§ What you need to do: In your copy, leave out the pictures; write out all the data exactly.

§ Material for this task:
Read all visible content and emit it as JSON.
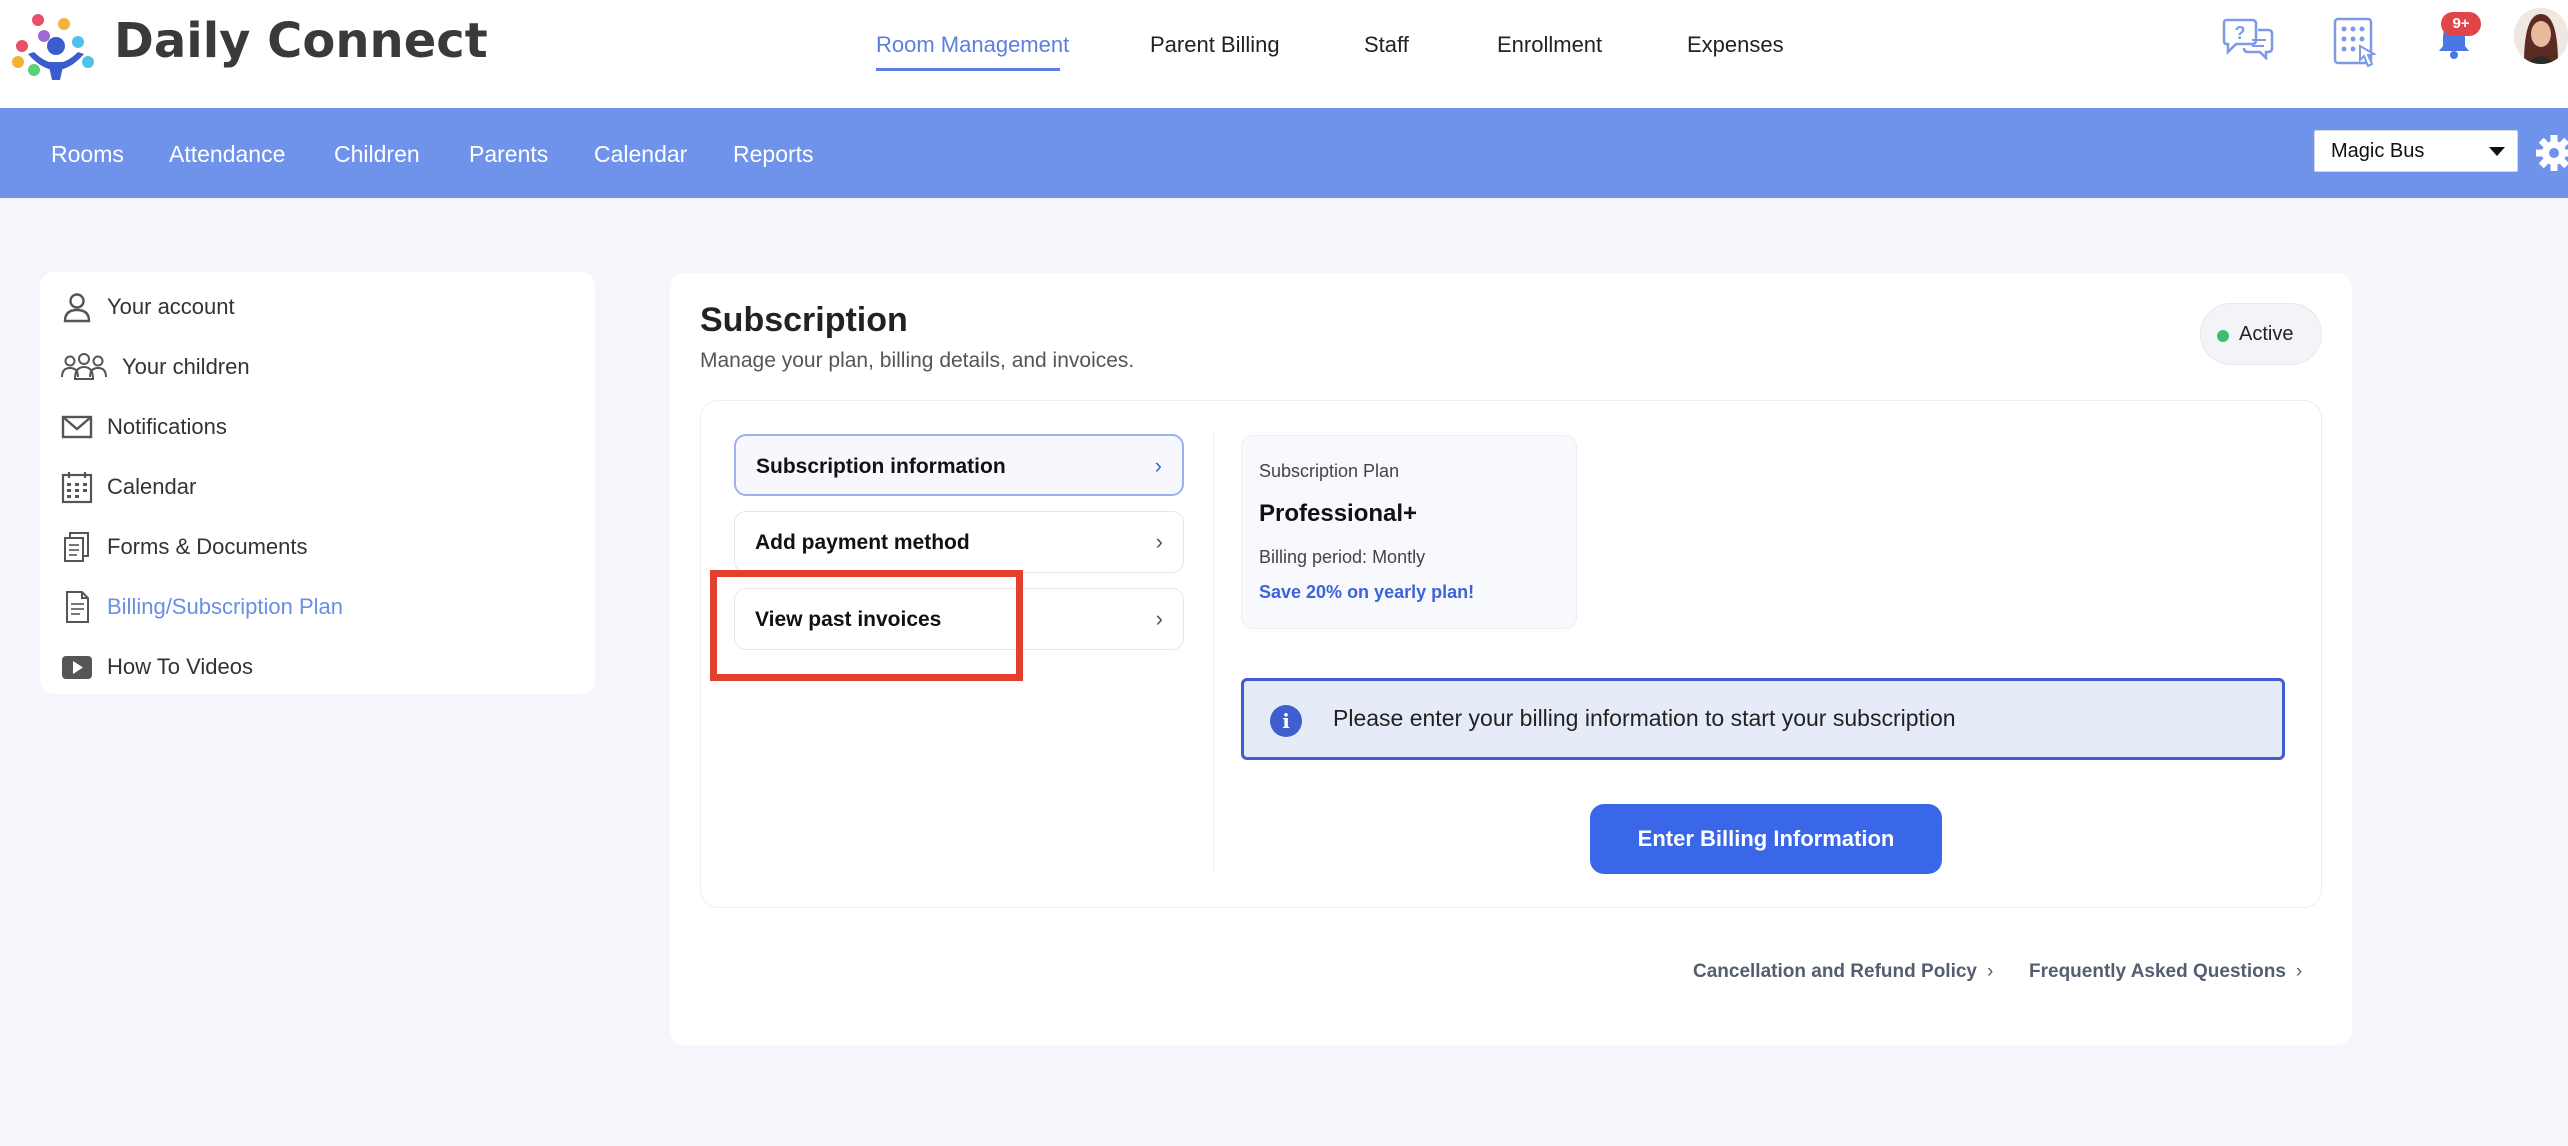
{
  "app": {
    "name": "Daily Connect"
  },
  "main_nav": [
    {
      "label": "Room Management",
      "active": true
    },
    {
      "label": "Parent Billing",
      "active": false
    },
    {
      "label": "Staff",
      "active": false
    },
    {
      "label": "Enrollment",
      "active": false
    },
    {
      "label": "Expenses",
      "active": false
    }
  ],
  "header_icons": {
    "help": "chat-help-icon",
    "keypad": "keypad-icon",
    "notifications": "bell-icon",
    "notification_badge": "9+",
    "avatar": "user-avatar"
  },
  "sub_nav": [
    {
      "label": "Rooms"
    },
    {
      "label": "Attendance"
    },
    {
      "label": "Children"
    },
    {
      "label": "Parents"
    },
    {
      "label": "Calendar"
    },
    {
      "label": "Reports"
    }
  ],
  "school_select": {
    "value": "Magic Bus"
  },
  "sidebar": {
    "items": [
      {
        "label": "Your account",
        "icon": "person-icon",
        "active": false
      },
      {
        "label": "Your children",
        "icon": "children-icon",
        "active": false
      },
      {
        "label": "Notifications",
        "icon": "envelope-icon",
        "active": false
      },
      {
        "label": "Calendar",
        "icon": "calendar-icon",
        "active": false
      },
      {
        "label": "Forms & Documents",
        "icon": "documents-icon",
        "active": false
      },
      {
        "label": "Billing/Subscription Plan",
        "icon": "invoice-icon",
        "active": true
      },
      {
        "label": "How To Videos",
        "icon": "video-icon",
        "active": false
      }
    ]
  },
  "subscription": {
    "title": "Subscription",
    "subtitle": "Manage your plan, billing details, and invoices.",
    "status": "Active",
    "menu": [
      {
        "label": "Subscription information",
        "selected": true
      },
      {
        "label": "Add payment method",
        "selected": false
      },
      {
        "label": "View past invoices",
        "selected": false
      }
    ],
    "plan": {
      "caption": "Subscription Plan",
      "name": "Professional+",
      "billing_period": "Billing period:  Montly",
      "promo": "Save 20% on yearly plan!"
    },
    "info_message": "Please enter your billing information to start your subscription",
    "primary_button": "Enter Billing Information",
    "footer_links": [
      {
        "label": "Cancellation and Refund Policy"
      },
      {
        "label": "Frequently Asked Questions"
      }
    ]
  },
  "colors": {
    "accent": "#6f92ea",
    "primary_button": "#3a67e8",
    "highlight": "#e3402e",
    "status_dot": "#3cc06a"
  }
}
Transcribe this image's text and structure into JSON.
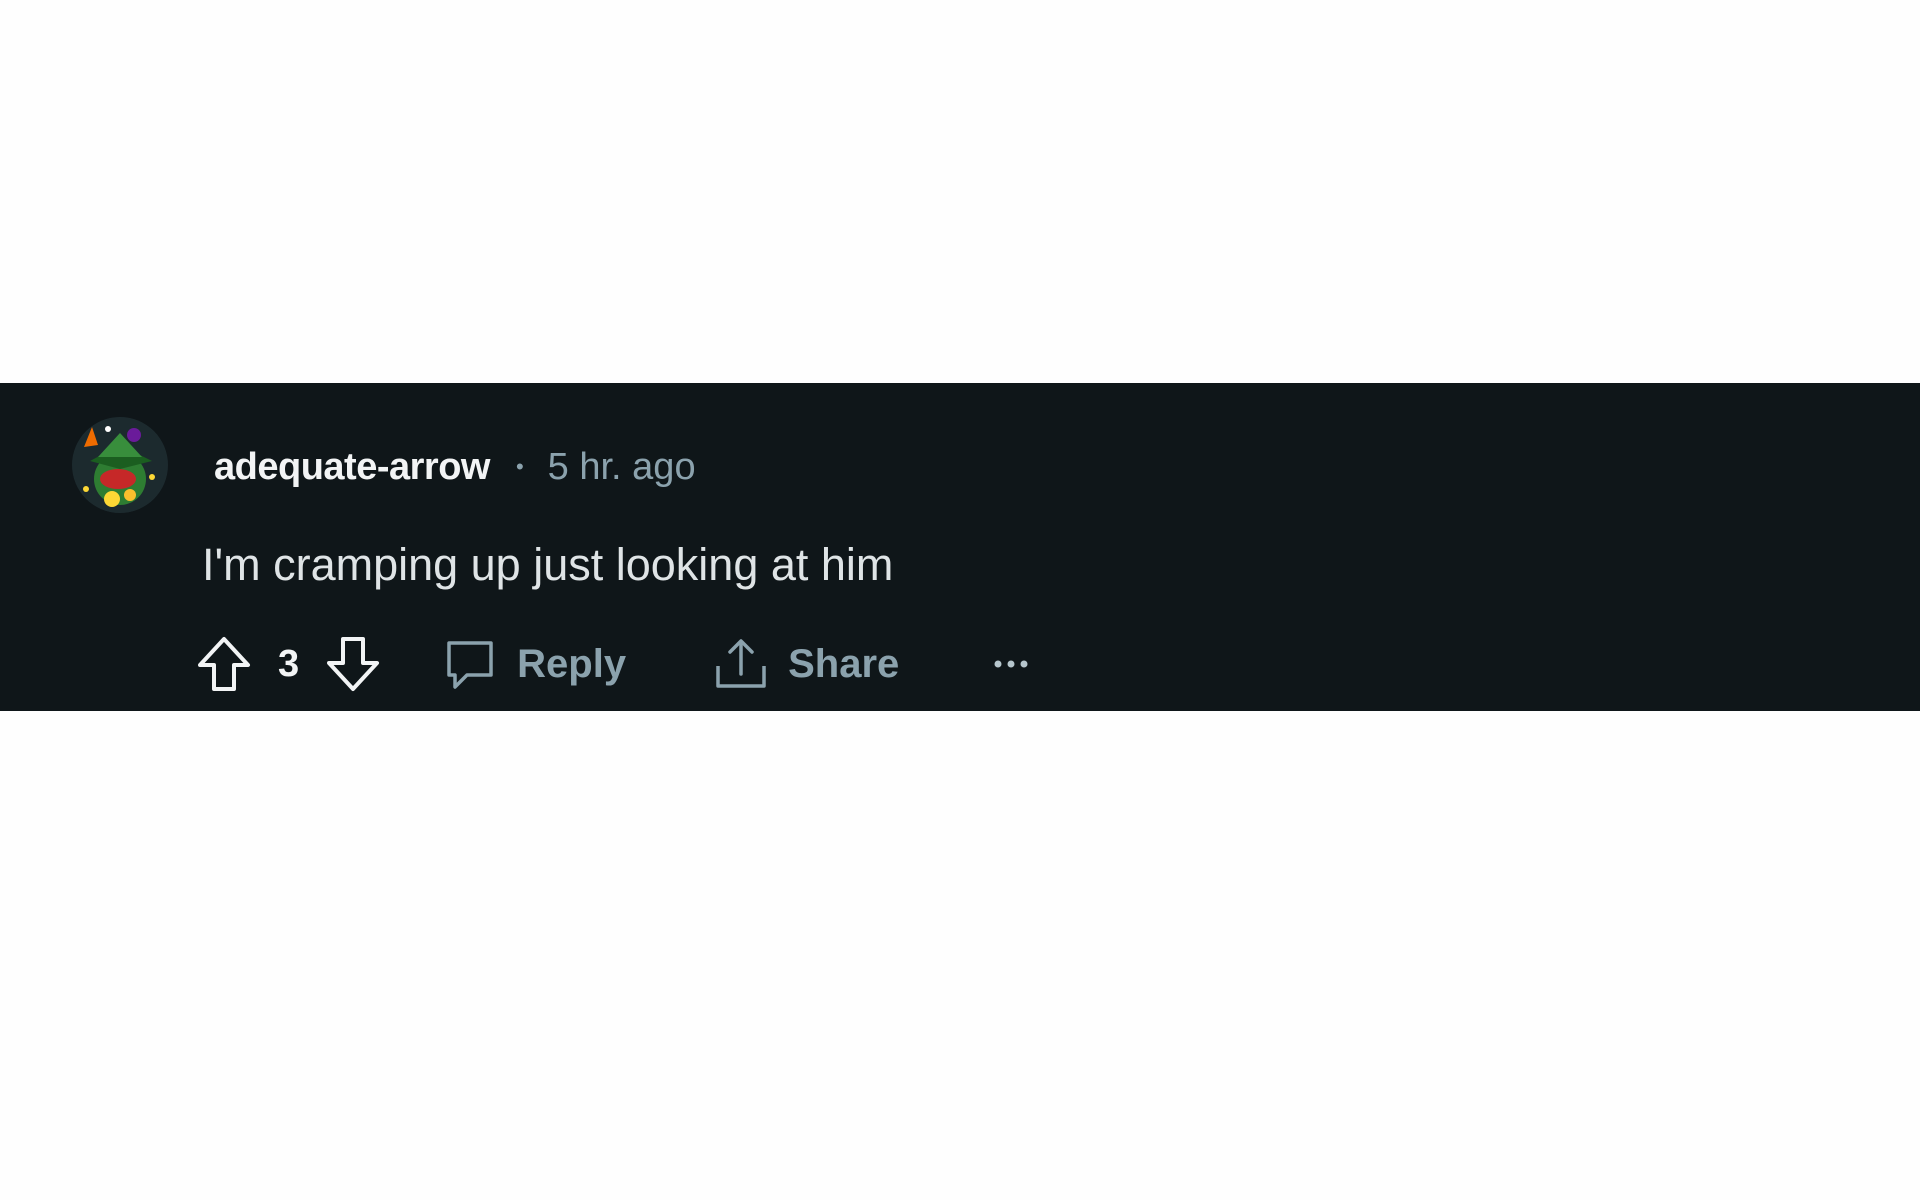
{
  "comment": {
    "author": "adequate-arrow",
    "separator": "•",
    "timestamp": "5 hr. ago",
    "text": "I'm cramping up just looking at him",
    "vote_count": "3",
    "reply_label": "Reply",
    "share_label": "Share",
    "more_label": "···"
  },
  "icons": {
    "upvote": "arrow-up-outline-icon",
    "downvote": "arrow-down-outline-icon",
    "reply": "speech-bubble-icon",
    "share": "share-upload-icon",
    "more": "ellipsis-icon"
  },
  "colors": {
    "card_background": "#0f1619",
    "author": "#f2f4f5",
    "muted": "#8ba2ad",
    "body_text": "#dfe4e6"
  }
}
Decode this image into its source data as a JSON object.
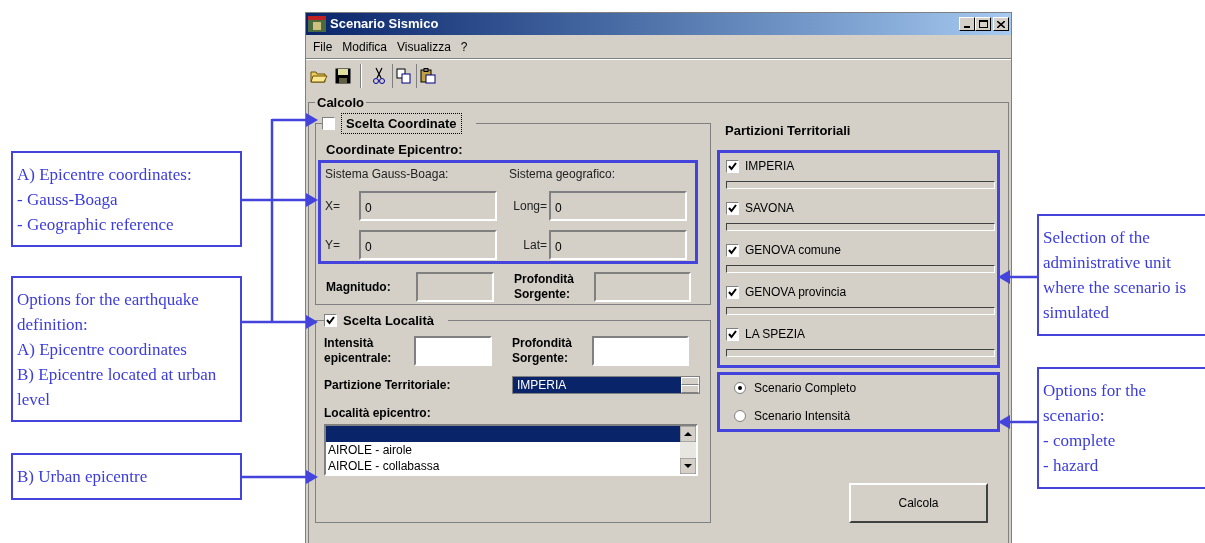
{
  "left_callouts": [
    {
      "text": "A)  Epicentre coordinates:\n- Gauss-Boaga\n- Geographic reference"
    },
    {
      "text": "Options for the earthquake definition:\nA) Epicentre coordinates\nB) Epicentre located at urban level"
    },
    {
      "text": "B) Urban epicentre"
    }
  ],
  "right_callouts": [
    {
      "text": "Selection of the administrative unit where the scenario is simulated"
    },
    {
      "text": "Options for the scenario:\n- complete\n- hazard"
    }
  ],
  "window": {
    "title": "Scenario Sismico"
  },
  "menu": [
    "File",
    "Modifica",
    "Visualizza",
    "?"
  ],
  "calcolo": {
    "label": "Calcolo",
    "coordinate_group": {
      "label": "Scelta Coordinate",
      "checked": false,
      "heading": "Coordinate Epicentro:",
      "gauss_label": "Sistema Gauss-Boaga:",
      "geo_label": "Sistema geografico:",
      "fields": [
        {
          "label": "X=",
          "value": "0"
        },
        {
          "label": "Long=",
          "value": "0"
        },
        {
          "label": "Y=",
          "value": "0"
        },
        {
          "label": "Lat=",
          "value": "0"
        }
      ],
      "magnitude_label": "Magnitudo:",
      "depth_label": "Profondità\nSorgente:"
    },
    "locality_group": {
      "label": "Scelta Località",
      "checked": true,
      "intensity_label": "Intensità\nepicentrale:",
      "depth_label": "Profondità\nSorgente:",
      "partition_label": "Partizione Territoriale:",
      "partition_value": "IMPERIA",
      "list_label": "Località epicentro:",
      "blank_row_selected": true,
      "items": [
        {
          "text": "AIROLE - airole",
          "selected": false
        },
        {
          "text": "AIROLE - collabassa",
          "selected": false
        }
      ]
    },
    "partitions": {
      "title": "Partizioni Territoriali",
      "items": [
        {
          "label": "IMPERIA",
          "checked": true,
          "level": 0
        },
        {
          "label": "SAVONA",
          "checked": true,
          "level": 0
        },
        {
          "label": "GENOVA comune",
          "checked": true,
          "level": 0
        },
        {
          "label": "GENOVA provincia",
          "checked": true,
          "level": 0
        },
        {
          "label": "LA SPEZIA",
          "checked": true,
          "level": 0
        }
      ]
    },
    "scenario_options": [
      {
        "label": "Scenario Completo",
        "selected": true
      },
      {
        "label": "Scenario Intensità",
        "selected": false
      }
    ],
    "button": "Calcola"
  }
}
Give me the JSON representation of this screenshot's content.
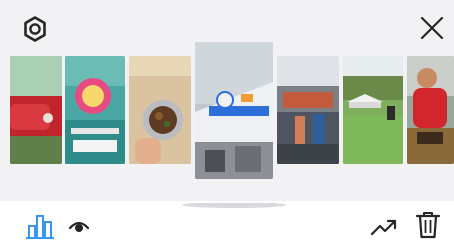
{
  "header": {
    "settings_icon": "gear-icon",
    "close_icon": "close-icon"
  },
  "stories": [
    {
      "label": "story-1",
      "stickers": [
        "",
        ""
      ]
    },
    {
      "label": "story-2",
      "stickers": [
        ""
      ]
    },
    {
      "label": "story-3",
      "stickers": [
        "",
        ""
      ]
    },
    {
      "label": "story-4",
      "stickers": [
        ""
      ]
    },
    {
      "label": "story-5",
      "stickers": [
        "",
        ""
      ]
    },
    {
      "label": "story-6",
      "stickers": [
        ""
      ]
    },
    {
      "label": "story-7",
      "stickers": [
        "",
        ""
      ]
    }
  ],
  "selected_story_index": 3,
  "toolbar": {
    "insights_icon": "bar-chart-icon",
    "viewers_icon": "eye-icon",
    "promote_icon": "trending-up-icon",
    "delete_icon": "trash-icon"
  },
  "colors": {
    "panel_bg": "#f2f2f4",
    "sticker_green": "#5ee36b",
    "accent_blue": "#3897f0",
    "icon_dark": "#262626"
  }
}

§ Answer below:
Read all visible content and emit it as JSON.
{
  "app": {
    "name": "Daily Connect"
  },
  "main_nav": [
    {
      "label": "Room Management",
      "active": true
    },
    {
      "label": "Parent Billing",
      "active": false
    },
    {
      "label": "Staff",
      "active": false
    },
    {
      "label": "Enrollment",
      "active": false
    },
    {
      "label": "Expenses",
      "active": false
    }
  ],
  "header_icons": {
    "help": "chat-help-icon",
    "keypad": "keypad-icon",
    "notifications": "bell-icon",
    "notification_badge": "9+",
    "avatar": "user-avatar"
  },
  "sub_nav": [
    {
      "label": "Rooms"
    },
    {
      "label": "Attendance"
    },
    {
      "label": "Children"
    },
    {
      "label": "Parents"
    },
    {
      "label": "Calendar"
    },
    {
      "label": "Reports"
    }
  ],
  "school_select": {
    "value": "Magic Bus"
  },
  "sidebar": {
    "items": [
      {
        "label": "Your account",
        "icon": "person-icon",
        "active": false
      },
      {
        "label": "Your children",
        "icon": "children-icon",
        "active": false
      },
      {
        "label": "Notifications",
        "icon": "envelope-icon",
        "active": false
      },
      {
        "label": "Calendar",
        "icon": "calendar-icon",
        "active": false
      },
      {
        "label": "Forms & Documents",
        "icon": "documents-icon",
        "active": false
      },
      {
        "label": "Billing/Subscription Plan",
        "icon": "invoice-icon",
        "active": true
      },
      {
        "label": "How To Videos",
        "icon": "video-icon",
        "active": false
      }
    ]
  },
  "subscription": {
    "title": "Subscription",
    "subtitle": "Manage your plan, billing details, and invoices.",
    "status": "Active",
    "menu": [
      {
        "label": "Subscription information",
        "selected": true
      },
      {
        "label": "Add payment method",
        "selected": false
      },
      {
        "label": "View past invoices",
        "selected": false
      }
    ],
    "plan": {
      "caption": "Subscription Plan",
      "name": "Professional+",
      "billing_period": "Billing period:  Montly",
      "promo": "Save 20% on yearly plan!"
    },
    "info_message": "Please enter your billing information to start your subscription",
    "primary_button": "Enter Billing Information",
    "footer_links": [
      {
        "label": "Cancellation and Refund Policy"
      },
      {
        "label": "Frequently Asked Questions"
      }
    ]
  },
  "colors": {
    "accent": "#6f92ea",
    "primary_button": "#3a67e8",
    "highlight": "#e3402e",
    "status_dot": "#3cc06a"
  }
}
Transcribe this image's text and structure into JSON.
{
  "comment": {
    "author": "adequate-arrow",
    "separator": "•",
    "timestamp": "5 hr. ago",
    "text": "I'm cramping up just looking at him",
    "vote_count": "3",
    "reply_label": "Reply",
    "share_label": "Share",
    "more_label": "···"
  },
  "icons": {
    "upvote": "arrow-up-outline-icon",
    "downvote": "arrow-down-outline-icon",
    "reply": "speech-bubble-icon",
    "share": "share-upload-icon",
    "more": "ellipsis-icon"
  },
  "colors": {
    "card_background": "#0f1619",
    "author": "#f2f4f5",
    "muted": "#8ba2ad",
    "body_text": "#dfe4e6"
  }
}
Decode this image into its source data as a JSON object.
{
  "left_callouts": [
    {
      "text": "A)  Epicentre coordinates:\n- Gauss-Boaga\n- Geographic reference"
    },
    {
      "text": "Options for the earthquake definition:\nA) Epicentre coordinates\nB) Epicentre located at urban level"
    },
    {
      "text": "B) Urban epicentre"
    }
  ],
  "right_callouts": [
    {
      "text": "Selection of the administrative unit where the scenario is simulated"
    },
    {
      "text": "Options for the scenario:\n- complete\n- hazard"
    }
  ],
  "window": {
    "title": "Scenario Sismico"
  },
  "menu": [
    "File",
    "Modifica",
    "Visualizza",
    "?"
  ],
  "calcolo": {
    "label": "Calcolo",
    "coordinate_group": {
      "label": "Scelta Coordinate",
      "checked": false,
      "heading": "Coordinate Epicentro:",
      "gauss_label": "Sistema Gauss-Boaga:",
      "geo_label": "Sistema geografico:",
      "fields": [
        {
          "label": "X=",
          "value": "0"
        },
        {
          "label": "Long=",
          "value": "0"
        },
        {
          "label": "Y=",
          "value": "0"
        },
        {
          "label": "Lat=",
          "value": "0"
        }
      ],
      "magnitude_label": "Magnitudo:",
      "depth_label": "Profondità\nSorgente:"
    },
    "locality_group": {
      "label": "Scelta Località",
      "checked": true,
      "intensity_label": "Intensità\nepicentrale:",
      "depth_label": "Profondità\nSorgente:",
      "partition_label": "Partizione Territoriale:",
      "partition_value": "IMPERIA",
      "list_label": "Località epicentro:",
      "blank_row_selected": true,
      "items": [
        {
          "text": "AIROLE - airole",
          "selected": false
        },
        {
          "text": "AIROLE - collabassa",
          "selected": false
        }
      ]
    },
    "partitions": {
      "title": "Partizioni Territoriali",
      "items": [
        {
          "label": "IMPERIA",
          "checked": true,
          "level": 0
        },
        {
          "label": "SAVONA",
          "checked": true,
          "level": 0
        },
        {
          "label": "GENOVA comune",
          "checked": true,
          "level": 0
        },
        {
          "label": "GENOVA provincia",
          "checked": true,
          "level": 0
        },
        {
          "label": "LA SPEZIA",
          "checked": true,
          "level": 0
        }
      ]
    },
    "scenario_options": [
      {
        "label": "Scenario Completo",
        "selected": true
      },
      {
        "label": "Scenario Intensità",
        "selected": false
      }
    ],
    "button": "Calcola"
  }
}
Give me the JSON representation of this screenshot's content.
{
  "header": {
    "settings_icon": "gear-icon",
    "close_icon": "close-icon"
  },
  "stories": [
    {
      "label": "story-1",
      "stickers": [
        "",
        ""
      ]
    },
    {
      "label": "story-2",
      "stickers": [
        ""
      ]
    },
    {
      "label": "story-3",
      "stickers": [
        "",
        ""
      ]
    },
    {
      "label": "story-4",
      "stickers": [
        ""
      ]
    },
    {
      "label": "story-5",
      "stickers": [
        "",
        ""
      ]
    },
    {
      "label": "story-6",
      "stickers": [
        ""
      ]
    },
    {
      "label": "story-7",
      "stickers": [
        "",
        ""
      ]
    }
  ],
  "selected_story_index": 3,
  "toolbar": {
    "insights_icon": "bar-chart-icon",
    "viewers_icon": "eye-icon",
    "promote_icon": "trending-up-icon",
    "delete_icon": "trash-icon"
  },
  "colors": {
    "panel_bg": "#f2f2f4",
    "sticker_green": "#5ee36b",
    "accent_blue": "#3897f0",
    "icon_dark": "#262626"
  }
}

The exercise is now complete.